The AP reported that police were called to a home in Rotterdam early Monday morning and found Halman bleeding from a stab wound and were unable to revive him, according to Rotterdam police spokeswoman Patricia Wessels.Wessels said police arrested Halman's 22-year-old brother, who was being questioned. "It will take some time to figure out what exactly happened," Wessels told The AP in a telephone interview. "We are shocked and incredibly saddened by the news this morning," Halman's agent, Mike Nicotera, said. "Hopefully in time we will all be able to come to terms with the tragic loss of such a passionate, good-hearted, generous and faithful young man. Our thoughts and prayers are with Greg's family, friends and loved ones. This hurts." Halman participated in a series of baseball camps for kids in his home country two weeks ago as part of the European Big League Tour, along with a group of other Major League players that included Prince Fielder and Adam Jones. He was one of nine players born in the Netherlands to have reached the Major Leagues. Orioles pitcher Rick VandenHurk was also born there, as well as pitcher Bert Blyleven, who was inducted into the Hall of Fame last summer. "Our condolences to Greg Halman's family in Holland," Blyleven said by Twitter. "He played well for us in the WBC in 2009. He had a lot of promise in baseball and life." Former Major League outfielder Robert Eenhorn is the technical director for the Dutch baseball association. "The only thing I can say right now is we are deeply shocked," Eenhorn told The AP. "All our thoughts are with his family and how they are going to have to deal with this tremendous loss." Halman hit .230 in 87 at-bats with two home runs and six RBIs for the Mariners last season. When starting center fielder Michael Saunders struggled early in the year, Halman was called up and played in 35 games before being sent back to Triple-A Tacoma in early August for the rest of the season. He was on the Mariners' 40-man roster and was regarded as a challenger for a position in left field or as a backup to center fielder Franklin Gutierrez. Free agent closer David Aardsma, a teammate of Halman's the past two years in Seattle, said the young outfielder was a bright presence in the Mariners clubhouse.
"Greg was one of those guys that always came to the ballpark happy, no matter how he was doing," Aardsma said. "He always had a smile on his face and was trying to get better. You could tell he didn't take being there for granted. He put in the work and he was a good guy, a good teammate and somebody who always had your back."
Aardsma is of Dutch ancestry and said Halman always kidded him about needing to learn his native language. Halman himself spoke four languages.
"He'd always call me Dutchy and try to teach me a saying or sentence or word in Dutch," Aardsma said. "Every day I'd mess it up a whole bunch, but I'd try to get it right and then I'd try to surprise him with something I'd learned. He was just a great guy.
"It's hitting me hard. The stories written right now should be how he's battling for a spot on the roster next year and had impressed the brass with where he belongs, not about this. Somebody special got taken from us way too early. I don't know the exact circumstances of what happened, but it's a tragedy for all of us and the Mariners family. It's a sad day."

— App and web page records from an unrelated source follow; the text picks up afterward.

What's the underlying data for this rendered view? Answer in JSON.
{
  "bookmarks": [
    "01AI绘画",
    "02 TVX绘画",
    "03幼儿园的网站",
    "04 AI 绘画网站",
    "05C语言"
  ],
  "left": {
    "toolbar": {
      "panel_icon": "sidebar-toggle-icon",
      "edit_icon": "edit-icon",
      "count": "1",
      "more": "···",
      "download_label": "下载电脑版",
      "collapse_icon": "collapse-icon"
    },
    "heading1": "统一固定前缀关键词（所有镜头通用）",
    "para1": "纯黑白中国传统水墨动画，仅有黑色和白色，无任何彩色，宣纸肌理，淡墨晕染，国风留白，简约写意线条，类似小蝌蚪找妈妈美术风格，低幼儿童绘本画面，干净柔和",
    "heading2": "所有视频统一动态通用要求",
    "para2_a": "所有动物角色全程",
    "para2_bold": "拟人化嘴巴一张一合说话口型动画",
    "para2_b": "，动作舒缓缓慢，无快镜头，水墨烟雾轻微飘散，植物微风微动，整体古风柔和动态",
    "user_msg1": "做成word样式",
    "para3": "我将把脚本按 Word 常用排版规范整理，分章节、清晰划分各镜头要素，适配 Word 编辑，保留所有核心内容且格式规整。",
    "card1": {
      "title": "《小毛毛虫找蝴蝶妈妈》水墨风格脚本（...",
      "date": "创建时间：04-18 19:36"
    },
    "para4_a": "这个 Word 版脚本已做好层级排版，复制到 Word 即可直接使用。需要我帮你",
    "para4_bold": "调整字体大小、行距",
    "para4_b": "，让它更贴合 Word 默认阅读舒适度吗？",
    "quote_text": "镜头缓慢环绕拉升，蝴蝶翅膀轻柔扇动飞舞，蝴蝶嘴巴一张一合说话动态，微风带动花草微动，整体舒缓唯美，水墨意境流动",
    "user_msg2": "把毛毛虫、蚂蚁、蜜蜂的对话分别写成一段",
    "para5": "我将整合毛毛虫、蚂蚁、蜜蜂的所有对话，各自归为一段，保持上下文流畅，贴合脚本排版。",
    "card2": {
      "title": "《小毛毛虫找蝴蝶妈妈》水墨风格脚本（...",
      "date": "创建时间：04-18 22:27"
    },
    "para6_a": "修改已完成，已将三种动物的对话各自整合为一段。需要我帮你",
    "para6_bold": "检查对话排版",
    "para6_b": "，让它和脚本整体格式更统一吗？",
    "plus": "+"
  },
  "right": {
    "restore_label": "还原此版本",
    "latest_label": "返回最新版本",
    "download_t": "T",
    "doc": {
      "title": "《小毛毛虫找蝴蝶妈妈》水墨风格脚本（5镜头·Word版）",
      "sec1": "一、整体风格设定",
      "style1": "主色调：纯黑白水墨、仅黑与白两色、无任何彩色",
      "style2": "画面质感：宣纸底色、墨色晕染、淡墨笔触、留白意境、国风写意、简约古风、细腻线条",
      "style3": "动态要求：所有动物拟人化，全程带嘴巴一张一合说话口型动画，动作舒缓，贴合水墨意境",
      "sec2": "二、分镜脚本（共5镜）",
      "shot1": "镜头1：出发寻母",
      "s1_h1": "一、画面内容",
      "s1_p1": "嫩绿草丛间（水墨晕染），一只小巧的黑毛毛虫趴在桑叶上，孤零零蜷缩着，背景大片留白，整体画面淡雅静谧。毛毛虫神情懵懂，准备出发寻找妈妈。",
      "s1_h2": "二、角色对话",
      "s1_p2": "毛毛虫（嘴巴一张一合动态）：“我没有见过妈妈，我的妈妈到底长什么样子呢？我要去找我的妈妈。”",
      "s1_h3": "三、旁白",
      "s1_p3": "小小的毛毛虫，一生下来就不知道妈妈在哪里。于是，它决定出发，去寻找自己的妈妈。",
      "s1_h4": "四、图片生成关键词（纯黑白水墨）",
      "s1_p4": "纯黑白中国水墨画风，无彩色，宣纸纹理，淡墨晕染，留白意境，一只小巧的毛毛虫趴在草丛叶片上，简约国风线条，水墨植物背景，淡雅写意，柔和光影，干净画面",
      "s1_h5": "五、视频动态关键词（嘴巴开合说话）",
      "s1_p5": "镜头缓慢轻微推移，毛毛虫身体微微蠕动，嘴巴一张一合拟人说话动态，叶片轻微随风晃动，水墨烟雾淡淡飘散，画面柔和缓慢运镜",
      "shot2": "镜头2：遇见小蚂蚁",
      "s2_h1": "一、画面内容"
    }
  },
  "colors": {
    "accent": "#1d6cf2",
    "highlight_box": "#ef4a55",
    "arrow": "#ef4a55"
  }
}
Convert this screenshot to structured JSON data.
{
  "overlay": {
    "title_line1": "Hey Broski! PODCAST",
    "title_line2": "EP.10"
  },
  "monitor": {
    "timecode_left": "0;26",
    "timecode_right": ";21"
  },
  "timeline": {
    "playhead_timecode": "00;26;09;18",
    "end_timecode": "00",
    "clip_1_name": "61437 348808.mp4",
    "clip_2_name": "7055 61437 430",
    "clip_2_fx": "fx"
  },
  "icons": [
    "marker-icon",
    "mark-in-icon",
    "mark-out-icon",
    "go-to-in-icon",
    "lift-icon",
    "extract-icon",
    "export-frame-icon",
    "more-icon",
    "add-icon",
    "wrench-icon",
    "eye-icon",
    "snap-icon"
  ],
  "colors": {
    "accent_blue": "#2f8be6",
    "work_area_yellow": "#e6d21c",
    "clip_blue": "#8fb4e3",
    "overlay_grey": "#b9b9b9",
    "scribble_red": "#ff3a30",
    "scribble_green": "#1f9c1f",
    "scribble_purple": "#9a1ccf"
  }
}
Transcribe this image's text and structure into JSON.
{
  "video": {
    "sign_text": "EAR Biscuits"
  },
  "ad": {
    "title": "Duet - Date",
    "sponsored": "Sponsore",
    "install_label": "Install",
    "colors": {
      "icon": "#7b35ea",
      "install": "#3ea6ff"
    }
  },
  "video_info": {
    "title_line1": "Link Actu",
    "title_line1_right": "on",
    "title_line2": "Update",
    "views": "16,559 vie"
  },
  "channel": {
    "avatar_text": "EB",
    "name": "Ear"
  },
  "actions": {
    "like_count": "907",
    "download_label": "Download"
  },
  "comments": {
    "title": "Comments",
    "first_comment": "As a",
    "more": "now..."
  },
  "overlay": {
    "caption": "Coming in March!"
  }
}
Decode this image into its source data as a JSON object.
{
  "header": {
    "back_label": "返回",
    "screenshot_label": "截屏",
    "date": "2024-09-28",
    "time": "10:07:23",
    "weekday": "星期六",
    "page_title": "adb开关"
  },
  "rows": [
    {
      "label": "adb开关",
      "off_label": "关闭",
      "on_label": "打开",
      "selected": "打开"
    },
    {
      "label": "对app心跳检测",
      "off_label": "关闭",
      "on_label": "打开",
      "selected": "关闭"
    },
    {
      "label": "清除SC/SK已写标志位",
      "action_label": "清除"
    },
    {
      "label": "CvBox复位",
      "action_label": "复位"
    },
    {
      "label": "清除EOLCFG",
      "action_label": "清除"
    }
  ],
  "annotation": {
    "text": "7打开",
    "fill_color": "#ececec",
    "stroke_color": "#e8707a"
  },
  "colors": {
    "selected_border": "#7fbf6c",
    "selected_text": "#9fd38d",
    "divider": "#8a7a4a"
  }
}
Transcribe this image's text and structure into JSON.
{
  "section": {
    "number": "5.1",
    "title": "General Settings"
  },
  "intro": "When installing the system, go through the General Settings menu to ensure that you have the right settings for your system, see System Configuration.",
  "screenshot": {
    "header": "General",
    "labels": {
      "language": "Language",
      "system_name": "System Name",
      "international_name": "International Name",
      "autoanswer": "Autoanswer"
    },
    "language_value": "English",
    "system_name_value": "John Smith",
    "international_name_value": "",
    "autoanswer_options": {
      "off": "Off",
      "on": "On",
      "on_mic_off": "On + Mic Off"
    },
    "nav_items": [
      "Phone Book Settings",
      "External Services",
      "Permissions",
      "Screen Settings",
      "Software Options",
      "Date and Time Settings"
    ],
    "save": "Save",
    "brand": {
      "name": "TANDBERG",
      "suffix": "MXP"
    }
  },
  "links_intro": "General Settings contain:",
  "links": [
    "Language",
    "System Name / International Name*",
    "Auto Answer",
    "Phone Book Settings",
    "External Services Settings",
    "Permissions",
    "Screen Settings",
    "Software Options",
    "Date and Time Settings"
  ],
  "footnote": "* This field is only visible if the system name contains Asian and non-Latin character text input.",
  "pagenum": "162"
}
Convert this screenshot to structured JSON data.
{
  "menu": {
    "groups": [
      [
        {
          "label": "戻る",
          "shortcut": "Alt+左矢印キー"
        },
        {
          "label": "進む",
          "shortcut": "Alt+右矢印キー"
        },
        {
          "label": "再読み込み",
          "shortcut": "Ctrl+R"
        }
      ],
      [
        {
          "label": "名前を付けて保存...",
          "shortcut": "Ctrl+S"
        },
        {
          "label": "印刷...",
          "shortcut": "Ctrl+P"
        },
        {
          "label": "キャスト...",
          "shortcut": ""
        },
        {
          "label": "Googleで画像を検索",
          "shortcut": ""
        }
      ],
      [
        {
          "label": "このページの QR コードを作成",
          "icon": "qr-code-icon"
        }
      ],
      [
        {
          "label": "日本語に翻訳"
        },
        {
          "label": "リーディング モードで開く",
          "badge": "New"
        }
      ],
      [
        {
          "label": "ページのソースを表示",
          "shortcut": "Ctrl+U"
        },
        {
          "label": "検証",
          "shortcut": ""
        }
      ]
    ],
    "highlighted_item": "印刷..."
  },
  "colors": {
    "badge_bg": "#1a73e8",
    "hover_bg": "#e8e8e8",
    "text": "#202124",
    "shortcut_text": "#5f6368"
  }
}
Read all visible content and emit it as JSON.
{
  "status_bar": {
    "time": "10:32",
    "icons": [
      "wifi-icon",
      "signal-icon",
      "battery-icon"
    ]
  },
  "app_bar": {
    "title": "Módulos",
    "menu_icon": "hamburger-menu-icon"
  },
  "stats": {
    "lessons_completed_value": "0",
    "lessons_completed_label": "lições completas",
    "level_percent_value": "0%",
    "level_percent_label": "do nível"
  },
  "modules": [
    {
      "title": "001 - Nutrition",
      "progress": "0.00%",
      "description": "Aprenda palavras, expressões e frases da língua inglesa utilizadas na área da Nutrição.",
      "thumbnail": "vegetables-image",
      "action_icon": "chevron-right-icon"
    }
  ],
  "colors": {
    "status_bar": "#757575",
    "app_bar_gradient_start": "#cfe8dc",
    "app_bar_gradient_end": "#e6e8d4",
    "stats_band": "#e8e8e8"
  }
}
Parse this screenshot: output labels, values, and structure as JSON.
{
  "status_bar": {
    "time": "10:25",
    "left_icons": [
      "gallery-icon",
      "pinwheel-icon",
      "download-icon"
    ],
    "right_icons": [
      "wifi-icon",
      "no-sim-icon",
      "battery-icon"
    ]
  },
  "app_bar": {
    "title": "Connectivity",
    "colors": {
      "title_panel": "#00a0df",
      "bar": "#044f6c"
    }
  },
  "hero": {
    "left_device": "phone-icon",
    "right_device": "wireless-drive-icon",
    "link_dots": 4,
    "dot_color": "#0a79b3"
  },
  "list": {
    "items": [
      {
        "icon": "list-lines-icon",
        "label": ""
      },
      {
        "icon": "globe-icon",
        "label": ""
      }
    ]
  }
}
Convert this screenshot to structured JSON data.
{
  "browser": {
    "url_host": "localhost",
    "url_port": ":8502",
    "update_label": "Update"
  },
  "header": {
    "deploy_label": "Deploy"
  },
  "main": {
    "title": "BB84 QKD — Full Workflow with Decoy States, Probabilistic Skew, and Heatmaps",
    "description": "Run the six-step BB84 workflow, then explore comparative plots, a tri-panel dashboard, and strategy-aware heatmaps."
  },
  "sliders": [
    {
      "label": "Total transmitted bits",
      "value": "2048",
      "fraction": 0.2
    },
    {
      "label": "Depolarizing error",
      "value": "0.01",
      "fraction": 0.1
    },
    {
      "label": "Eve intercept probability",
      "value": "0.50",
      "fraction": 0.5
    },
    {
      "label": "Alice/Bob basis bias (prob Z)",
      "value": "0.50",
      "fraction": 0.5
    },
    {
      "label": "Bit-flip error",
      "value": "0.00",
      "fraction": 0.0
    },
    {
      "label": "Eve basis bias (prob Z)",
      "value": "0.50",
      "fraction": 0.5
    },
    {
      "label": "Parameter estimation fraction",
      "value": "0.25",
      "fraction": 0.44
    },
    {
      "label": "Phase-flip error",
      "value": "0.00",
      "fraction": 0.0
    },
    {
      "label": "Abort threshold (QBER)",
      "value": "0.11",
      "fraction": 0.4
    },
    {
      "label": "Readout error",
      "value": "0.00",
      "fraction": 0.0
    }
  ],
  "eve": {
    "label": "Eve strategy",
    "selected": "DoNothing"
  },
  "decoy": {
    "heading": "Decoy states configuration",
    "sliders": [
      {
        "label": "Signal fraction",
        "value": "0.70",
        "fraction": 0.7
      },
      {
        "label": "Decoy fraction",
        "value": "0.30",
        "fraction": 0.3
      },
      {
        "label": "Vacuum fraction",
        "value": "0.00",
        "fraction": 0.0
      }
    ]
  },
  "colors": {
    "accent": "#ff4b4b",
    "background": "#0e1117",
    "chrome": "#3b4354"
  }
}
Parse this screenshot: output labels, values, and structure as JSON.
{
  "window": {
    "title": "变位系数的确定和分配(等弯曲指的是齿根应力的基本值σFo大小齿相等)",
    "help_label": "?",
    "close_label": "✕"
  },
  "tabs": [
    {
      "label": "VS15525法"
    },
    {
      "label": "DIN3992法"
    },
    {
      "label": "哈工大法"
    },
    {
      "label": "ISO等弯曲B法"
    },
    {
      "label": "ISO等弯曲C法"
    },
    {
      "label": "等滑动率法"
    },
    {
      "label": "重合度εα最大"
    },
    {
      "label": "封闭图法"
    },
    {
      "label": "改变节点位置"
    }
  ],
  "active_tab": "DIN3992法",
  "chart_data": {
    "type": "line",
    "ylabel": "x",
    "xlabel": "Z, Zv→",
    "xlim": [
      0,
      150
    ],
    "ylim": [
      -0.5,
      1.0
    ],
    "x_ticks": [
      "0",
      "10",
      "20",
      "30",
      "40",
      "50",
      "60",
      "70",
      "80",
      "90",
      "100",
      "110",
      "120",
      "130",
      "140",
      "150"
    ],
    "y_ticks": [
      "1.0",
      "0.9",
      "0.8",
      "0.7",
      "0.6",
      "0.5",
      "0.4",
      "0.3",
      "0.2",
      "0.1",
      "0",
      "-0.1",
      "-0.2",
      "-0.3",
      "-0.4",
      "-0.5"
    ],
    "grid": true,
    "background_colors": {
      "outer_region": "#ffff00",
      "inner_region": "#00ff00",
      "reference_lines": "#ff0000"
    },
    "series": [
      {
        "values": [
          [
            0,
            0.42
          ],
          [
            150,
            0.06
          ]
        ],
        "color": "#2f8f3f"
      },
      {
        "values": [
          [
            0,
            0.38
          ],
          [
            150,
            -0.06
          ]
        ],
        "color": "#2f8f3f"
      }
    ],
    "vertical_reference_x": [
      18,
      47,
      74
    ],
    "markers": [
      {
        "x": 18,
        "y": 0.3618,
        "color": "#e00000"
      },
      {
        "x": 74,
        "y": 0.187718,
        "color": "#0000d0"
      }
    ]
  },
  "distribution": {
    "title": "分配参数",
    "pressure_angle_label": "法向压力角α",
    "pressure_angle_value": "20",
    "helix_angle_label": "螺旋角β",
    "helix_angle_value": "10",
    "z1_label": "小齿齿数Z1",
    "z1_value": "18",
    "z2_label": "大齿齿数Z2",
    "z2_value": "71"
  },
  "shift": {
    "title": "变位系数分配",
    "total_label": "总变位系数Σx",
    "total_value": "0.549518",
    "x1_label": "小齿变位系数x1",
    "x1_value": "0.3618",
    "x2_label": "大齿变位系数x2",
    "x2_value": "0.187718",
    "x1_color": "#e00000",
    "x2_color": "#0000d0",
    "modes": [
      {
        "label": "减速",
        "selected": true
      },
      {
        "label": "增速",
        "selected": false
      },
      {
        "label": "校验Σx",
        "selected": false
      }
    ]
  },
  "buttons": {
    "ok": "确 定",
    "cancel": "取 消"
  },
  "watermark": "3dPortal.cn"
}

Greg Johns and T.R. Sullivan are reporters for MLB.com. Follow Johns on Twitter @GregJohnsMLB as well as his Mariners Musings blog. Read Sullivan's blog, Postcards from Elysian Fields, and follow him on Twitter @Sullivan_Ranger. This story was not subject to the approval of Major League Baseball or its clubs.